Reactive attachment disorder in maltreated young children in foster care

Molly Bruce, David Young, Susan Turnbull, Maki Rooksby, Guy Chadwick, Catriona Oates, Rebecca Nelson, Genevieve Young-Southward, Caroline Haig, Helen Minnis

Research output: Contribution to journalArticlepeer-review

9 Citations (Scopus)
148 Downloads (Pure)


Reactive attachment disorder (RAD) is one of the least researched and most poorly understood psychiatric disorders. Very little is known about the prevalence and stability of RAD symptoms over time. Until recently it has been difficult to investigate RAD due to limited tools for informing a diagnosis. Utilising a newly developed observational tool along with the Disturbances of Attachment Interview. this short-term prospective longitudinal study explored RAD symptoms in maltreated young children in Scotland (n=100, age range =12-62 months) over 12 months. Children were recruited as part of The Best Services Trial (BeST?), in which all infants who came in to the care of the local authority in Glasgow due to child protection concerns were invited to participate. Prevalence of RAD was found to be 5.0% (n=5, 95% CI [0.7-9.3]) when children were first placed in to foster care. Following at least 1 year of improved care conditions, prevalence in the 76 children remaining in the study was 2.1% (n=2, 95% CI [below 0-4.7]). RAD was associated with some mental health and cognitive difficulties. While levels of carer-reported RAD symptoms decreased significantly over time, observed symptoms did not. Findings suggest that RAD resolved in a small majority of cases but further exploration in larger samples would be invaluable.

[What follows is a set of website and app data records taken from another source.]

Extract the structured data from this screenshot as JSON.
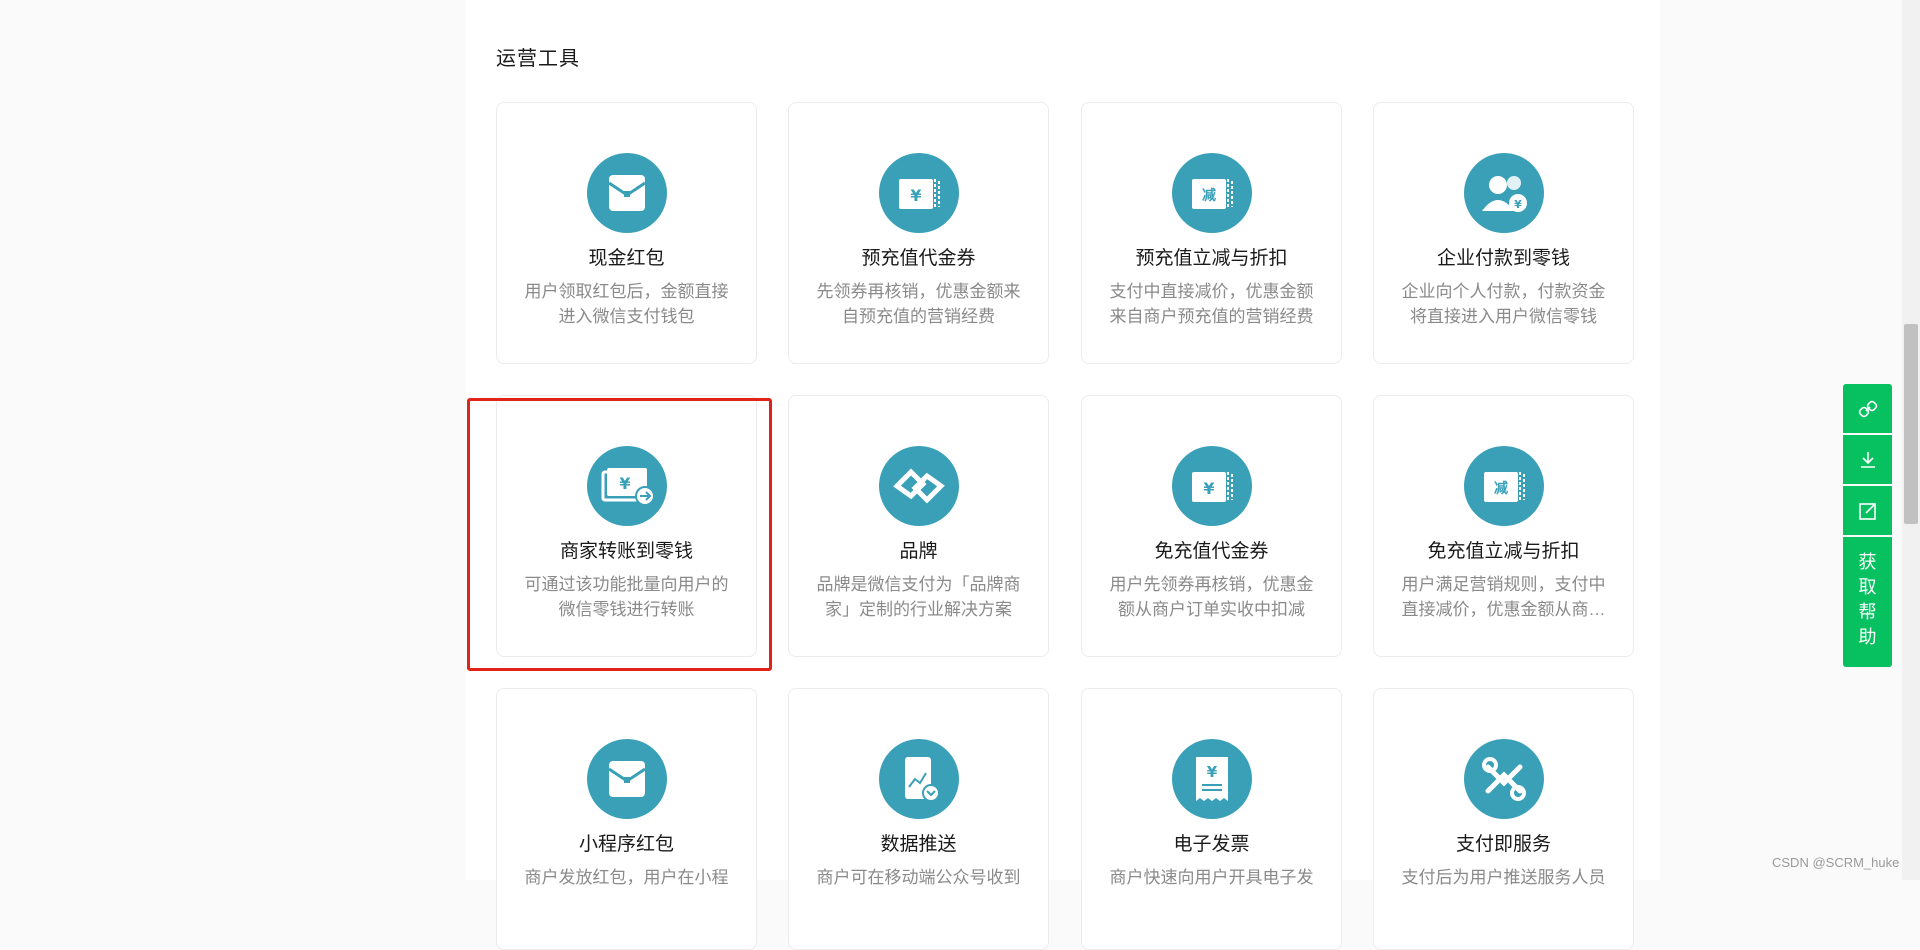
{
  "section": {
    "title": "运营工具"
  },
  "cards": [
    {
      "title": "现金红包",
      "desc1": "用户领取红包后，金额直接",
      "desc2": "进入微信支付钱包",
      "icon": "red-envelope-icon"
    },
    {
      "title": "预充值代金券",
      "desc1": "先领券再核销，优惠金额来",
      "desc2": "自预充值的营销经费",
      "icon": "yuan-coupon-icon"
    },
    {
      "title": "预充值立减与折扣",
      "desc1": "支付中直接减价，优惠金额",
      "desc2": "来自商户预充值的营销经费",
      "icon": "discount-coupon-icon"
    },
    {
      "title": "企业付款到零钱",
      "desc1": "企业向个人付款，付款资金",
      "desc2": "将直接进入用户微信零钱",
      "icon": "enterprise-payment-icon"
    },
    {
      "title": "商家转账到零钱",
      "desc1": "可通过该功能批量向用户的",
      "desc2": "微信零钱进行转账",
      "icon": "merchant-transfer-icon"
    },
    {
      "title": "品牌",
      "desc1": "品牌是微信支付为「品牌商",
      "desc2": "家」定制的行业解决方案",
      "icon": "brand-link-icon"
    },
    {
      "title": "免充值代金券",
      "desc1": "用户先领券再核销，优惠金",
      "desc2": "额从商户订单实收中扣减",
      "icon": "yuan-coupon-icon"
    },
    {
      "title": "免充值立减与折扣",
      "desc1": "用户满足营销规则，支付中",
      "desc2": "直接减价，优惠金额从商…",
      "icon": "discount-coupon-icon"
    },
    {
      "title": "小程序红包",
      "desc1": "商户发放红包，用户在小程",
      "desc2": "",
      "icon": "red-envelope-icon"
    },
    {
      "title": "数据推送",
      "desc1": "商户可在移动端公众号收到",
      "desc2": "",
      "icon": "data-push-icon"
    },
    {
      "title": "电子发票",
      "desc1": "商户快速向用户开具电子发",
      "desc2": "",
      "icon": "e-invoice-icon"
    },
    {
      "title": "支付即服务",
      "desc1": "支付后为用户推送服务人员",
      "desc2": "",
      "icon": "pay-service-icon"
    }
  ],
  "side_tools": {
    "items": [
      {
        "icon": "link-icon"
      },
      {
        "icon": "download-icon"
      },
      {
        "icon": "edit-icon"
      }
    ],
    "help_label": [
      "获",
      "取",
      "帮",
      "助"
    ]
  },
  "watermark": "CSDN @SCRM_huke",
  "colors": {
    "icon_bg": "#3aa0b8",
    "accent_green": "#07c160",
    "highlight_red": "#e2231a"
  }
}
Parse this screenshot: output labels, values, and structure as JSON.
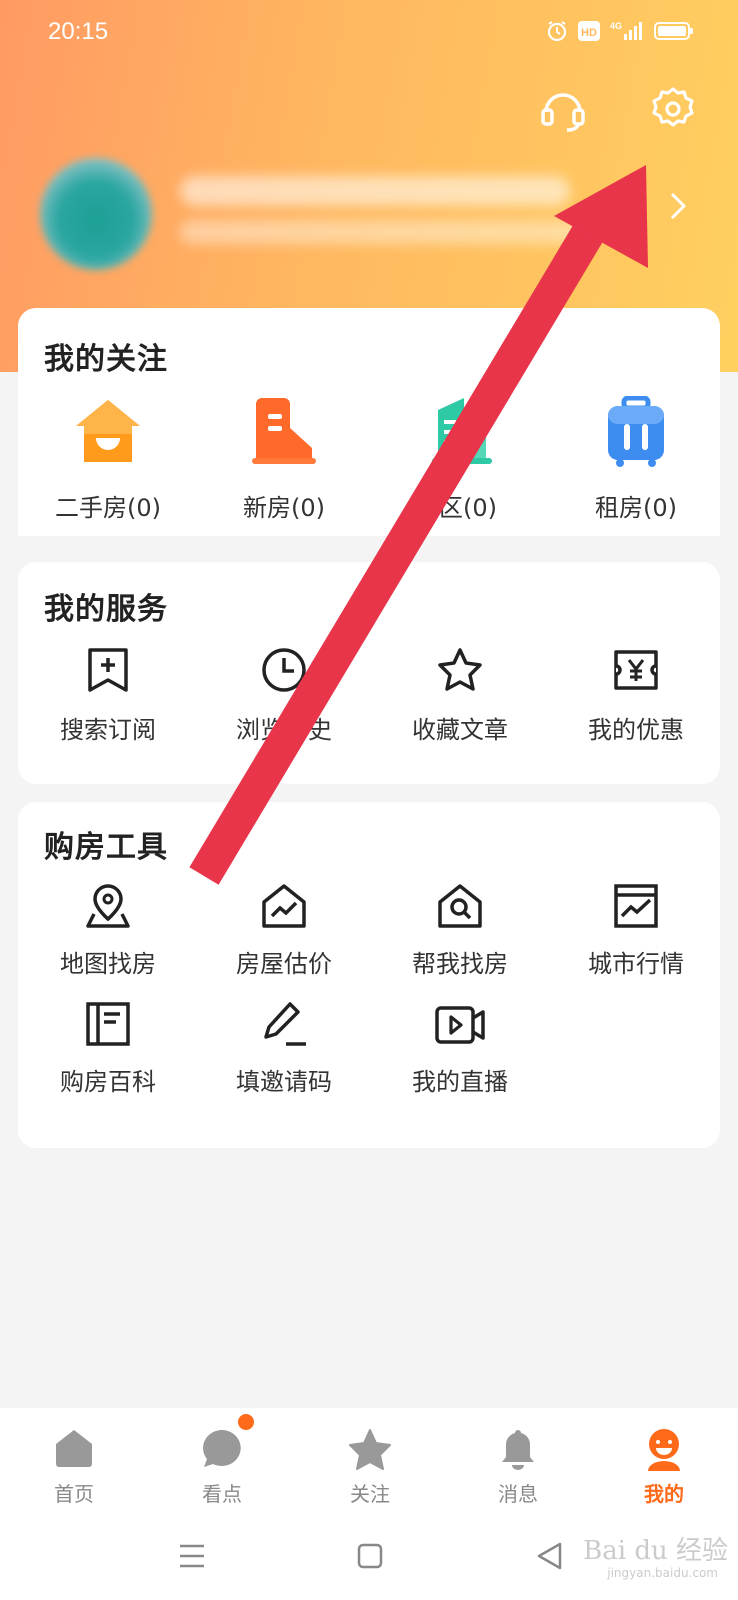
{
  "status_bar": {
    "time": "20:15",
    "icons": [
      "alarm-icon",
      "hd-icon",
      "signal-4g-icon",
      "battery-icon"
    ]
  },
  "header": {
    "support_icon": "headset-icon",
    "settings_icon": "gear-icon",
    "chevron_icon": "chevron-right-icon"
  },
  "follow": {
    "title": "我的关注",
    "items": [
      {
        "label": "二手房(0)",
        "icon": "house-icon",
        "color": "#ff9a1a"
      },
      {
        "label": "新房(0)",
        "icon": "building-icon",
        "color": "#ff6a2a"
      },
      {
        "label": "区(0)",
        "icon": "community-icon",
        "color": "#2ec9a5"
      },
      {
        "label": "租房(0)",
        "icon": "luggage-icon",
        "color": "#3d8cf0"
      }
    ]
  },
  "services": {
    "title": "我的服务",
    "items": [
      {
        "label": "搜索订阅",
        "icon": "bookmark-plus-icon"
      },
      {
        "label": "浏览历史",
        "icon": "clock-icon"
      },
      {
        "label": "收藏文章",
        "icon": "star-icon"
      },
      {
        "label": "我的优惠",
        "icon": "yen-ticket-icon"
      }
    ]
  },
  "tools": {
    "title": "购房工具",
    "items": [
      {
        "label": "地图找房",
        "icon": "map-pin-icon"
      },
      {
        "label": "房屋估价",
        "icon": "house-trend-icon"
      },
      {
        "label": "帮我找房",
        "icon": "house-search-icon"
      },
      {
        "label": "城市行情",
        "icon": "chart-window-icon"
      },
      {
        "label": "购房百科",
        "icon": "book-icon"
      },
      {
        "label": "填邀请码",
        "icon": "pencil-icon"
      },
      {
        "label": "我的直播",
        "icon": "video-icon"
      }
    ]
  },
  "tabbar": {
    "tabs": [
      {
        "label": "首页",
        "icon": "home-icon",
        "active": false
      },
      {
        "label": "看点",
        "icon": "chat-bubble-icon",
        "active": false
      },
      {
        "label": "关注",
        "icon": "star-filled-icon",
        "active": false
      },
      {
        "label": "消息",
        "icon": "bell-icon",
        "active": false
      },
      {
        "label": "我的",
        "icon": "profile-face-icon",
        "active": true
      }
    ],
    "active_color": "#ff6a1a"
  },
  "system_nav": {
    "icons": [
      "menu-icon",
      "home-square-icon",
      "back-triangle-icon"
    ]
  },
  "watermark": {
    "text": "Bai du 经验",
    "sub": "jingyan.baidu.com"
  },
  "annotation": {
    "color": "#e8354a"
  }
}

Original languageEnglish
Number of pages18
JournalAttachment & Human Development
Early online date18 Jul 2018
Publication statusE-pub ahead of print - 18 Jul 2018


  • reactive attachment disorder
  • child maltreatment
  • inhibited attachment
  • foster care


Dive into the research topics of 'Reactive attachment disorder in maltreated young children in foster care'. Together they form a unique fingerprint.

Cite this